Miyazaki Wagyu, typically enjoyed in small quantities due to its obscene richness — imagine a slab of foie gras seasoned with concentrated beef stock — is available, with one exception, at no less than six ounces ($150), which would mean ingesting enough fat to wreck havoc on even the sturdiest digestive systems. That one exception, incidentally, is a two-ounce steak that comes as part of a $125 tasting of New York sirloin. It was, and I mean this as someone who loves Japanese Wagyu, objectively terrible. The morsel, grilled over hardwood and finished under a broiler, is charred so heavily that any subtly beefy flavor is overwhelmed by the carbonized exterior. It is akin to consuming charcoal-covered fat.
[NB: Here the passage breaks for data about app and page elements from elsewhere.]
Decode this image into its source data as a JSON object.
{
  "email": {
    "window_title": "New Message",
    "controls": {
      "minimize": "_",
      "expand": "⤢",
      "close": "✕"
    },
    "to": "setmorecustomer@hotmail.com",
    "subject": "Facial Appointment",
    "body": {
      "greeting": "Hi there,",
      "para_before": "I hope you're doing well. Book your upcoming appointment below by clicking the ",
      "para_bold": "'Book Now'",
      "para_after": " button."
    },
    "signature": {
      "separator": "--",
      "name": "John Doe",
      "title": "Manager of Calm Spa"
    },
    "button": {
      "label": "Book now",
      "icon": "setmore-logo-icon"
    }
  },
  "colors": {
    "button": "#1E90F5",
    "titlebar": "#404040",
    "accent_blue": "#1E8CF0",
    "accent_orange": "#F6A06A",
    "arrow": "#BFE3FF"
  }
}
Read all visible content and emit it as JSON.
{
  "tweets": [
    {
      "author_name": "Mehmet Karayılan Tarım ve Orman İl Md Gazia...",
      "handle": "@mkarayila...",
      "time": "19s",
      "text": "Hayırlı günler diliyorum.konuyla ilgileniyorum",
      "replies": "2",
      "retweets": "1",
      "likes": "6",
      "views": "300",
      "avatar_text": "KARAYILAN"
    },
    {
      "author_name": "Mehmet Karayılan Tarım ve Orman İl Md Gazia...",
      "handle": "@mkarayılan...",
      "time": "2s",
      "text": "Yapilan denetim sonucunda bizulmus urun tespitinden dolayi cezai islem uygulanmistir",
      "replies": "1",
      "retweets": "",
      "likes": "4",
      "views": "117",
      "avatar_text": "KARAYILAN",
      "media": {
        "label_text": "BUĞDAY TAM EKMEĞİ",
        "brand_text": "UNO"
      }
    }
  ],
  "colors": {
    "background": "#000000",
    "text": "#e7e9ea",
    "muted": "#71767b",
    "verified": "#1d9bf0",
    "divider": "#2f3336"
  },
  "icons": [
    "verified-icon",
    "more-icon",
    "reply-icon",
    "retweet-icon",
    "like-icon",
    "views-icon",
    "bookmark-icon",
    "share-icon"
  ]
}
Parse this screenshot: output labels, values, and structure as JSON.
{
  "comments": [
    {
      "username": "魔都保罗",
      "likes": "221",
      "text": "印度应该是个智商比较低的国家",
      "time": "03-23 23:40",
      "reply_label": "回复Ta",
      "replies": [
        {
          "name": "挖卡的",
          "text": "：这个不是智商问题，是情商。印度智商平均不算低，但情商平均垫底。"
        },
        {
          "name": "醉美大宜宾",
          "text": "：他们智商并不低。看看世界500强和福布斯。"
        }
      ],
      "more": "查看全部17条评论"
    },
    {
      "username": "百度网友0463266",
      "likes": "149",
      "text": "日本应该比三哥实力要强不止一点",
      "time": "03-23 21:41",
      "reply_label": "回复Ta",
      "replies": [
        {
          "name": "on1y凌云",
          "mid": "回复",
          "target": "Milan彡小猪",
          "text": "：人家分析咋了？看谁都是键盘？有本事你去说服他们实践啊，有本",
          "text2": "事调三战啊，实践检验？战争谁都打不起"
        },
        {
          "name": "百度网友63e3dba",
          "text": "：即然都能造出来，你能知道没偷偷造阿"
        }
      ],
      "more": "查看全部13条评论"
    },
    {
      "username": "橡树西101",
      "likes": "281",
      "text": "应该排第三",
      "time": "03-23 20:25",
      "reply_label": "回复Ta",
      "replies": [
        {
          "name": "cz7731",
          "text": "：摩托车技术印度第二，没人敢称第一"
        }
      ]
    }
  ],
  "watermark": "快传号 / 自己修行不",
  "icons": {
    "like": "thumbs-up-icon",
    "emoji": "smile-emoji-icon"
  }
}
You finish with an excellent baked Alaska (filled with passionfruit ice cream), but by this point the culinary and financial damage is already done. The irony is heavy: Puck, the chef whose California cooking long ago helped pave the way for the style of healthy-ish dining that New York is excited about in 2016, is now making his big Manhattan debut with a lugubrious chain steakhouse, a follow up to his chain airport restaurant. But at least the pho sandwich is off the menu.

Cost: Most appetizers in the $20s; steaks at $45 or higher.

Sample dishes: Steak tartare with beef tendon crisps, slow cooked pork belly with comically small bao buns, black truffle lobster, grass-fed filet mignon, pretty much any of the sides, which are all fine. That’s about it.

Bonus tip: For better steaks, try most any other good steakhouse in the city, like Minetta Tavern, Keens, or Peter Luger.

NYC Restaurant Openings

One of Manhattan’s First Uyghur Restaurants Reopens After an Eviction

NYC Restaurant Openings

A Queens Mall Adds a Fried Chicken Spot — And More New Openings

A.M. Intel

Major Food Group Is Partnering With Hard Rock Hotel